From the entries below, copy every line where the string "photo" appears.
── Records for this exercise
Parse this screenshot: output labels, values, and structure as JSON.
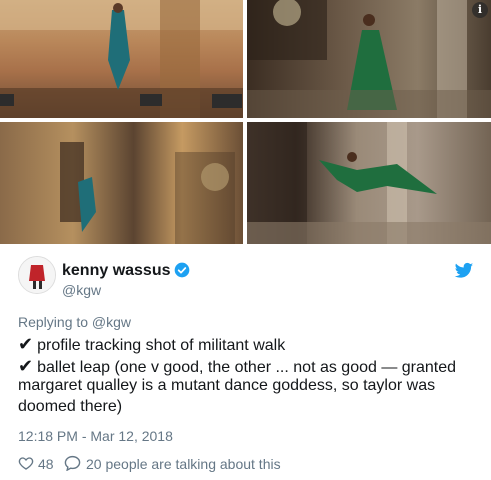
{
  "media": {
    "images": [
      "grid-photo-1",
      "grid-photo-2",
      "grid-photo-3",
      "grid-photo-4"
    ],
    "info_icon": "info-icon"
  },
  "author": {
    "name": "kenny wassus",
    "handle": "@kgw",
    "verified_icon": "verified-badge-icon",
    "avatar": "avatar"
  },
  "brand_icon": "twitter-bird-icon",
  "tweet": {
    "replying_to": "Replying to @kgw",
    "check_glyph": "✔",
    "line1": "profile tracking shot of militant walk",
    "line2": "ballet leap (one v good, the other ... not as good — granted",
    "line3": "margaret qualley is a mutant dance goddess, so taylor was",
    "line4": "doomed there)",
    "timestamp": "12:18 PM - Mar 12, 2018"
  },
  "actions": {
    "likes": "48",
    "talking": "20 people are talking about this"
  },
  "colors": {
    "accent": "#1da1f2",
    "secondary_text": "#657786",
    "primary_text": "#14171a"
  }
}
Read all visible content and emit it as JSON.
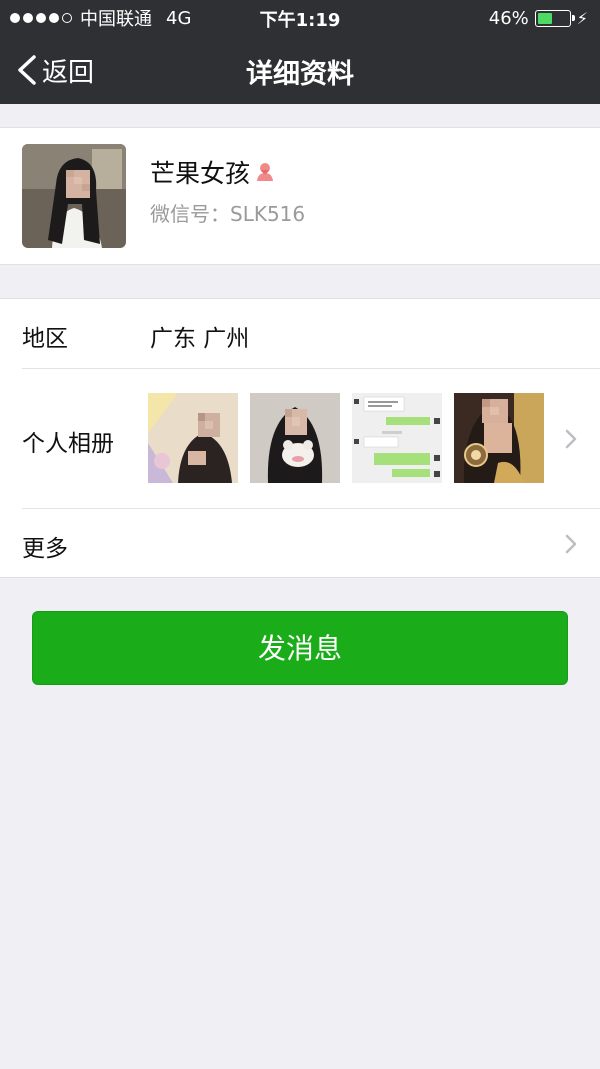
{
  "status_bar": {
    "carrier": "中国联通",
    "network": "4G",
    "time": "下午1:19",
    "battery_percent": "46%",
    "battery_level": 0.46,
    "signal_strength": "4 of 5"
  },
  "nav": {
    "back_label": "返回",
    "title": "详细资料"
  },
  "profile": {
    "name": "芒果女孩",
    "gender_icon": "female-icon",
    "wechat_id": "微信号：SLK516"
  },
  "details": {
    "region_label": "地区",
    "region_value": "广东 广州",
    "album_label": "个人相册",
    "album_thumbnails": [
      "photo-selfie-blurred",
      "photo-girl-with-toy-blurred",
      "photo-chat-screenshot",
      "photo-selfie-with-drink-blurred"
    ],
    "more_label": "更多"
  },
  "actions": {
    "send_message": "发消息"
  },
  "colors": {
    "nav_background": "#2f3033",
    "page_background": "#efeff4",
    "button_green": "#1aad19",
    "secondary_text": "#9a9a9a"
  }
}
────
● Response to this exercise
      "grid-photo-1",
      "grid-photo-2",
      "grid-photo-3",
      "grid-photo-4"
      "photo-selfie-blurred",
      "photo-girl-with-toy-blurred",
      "photo-chat-screenshot",
      "photo-selfie-with-drink-blurred"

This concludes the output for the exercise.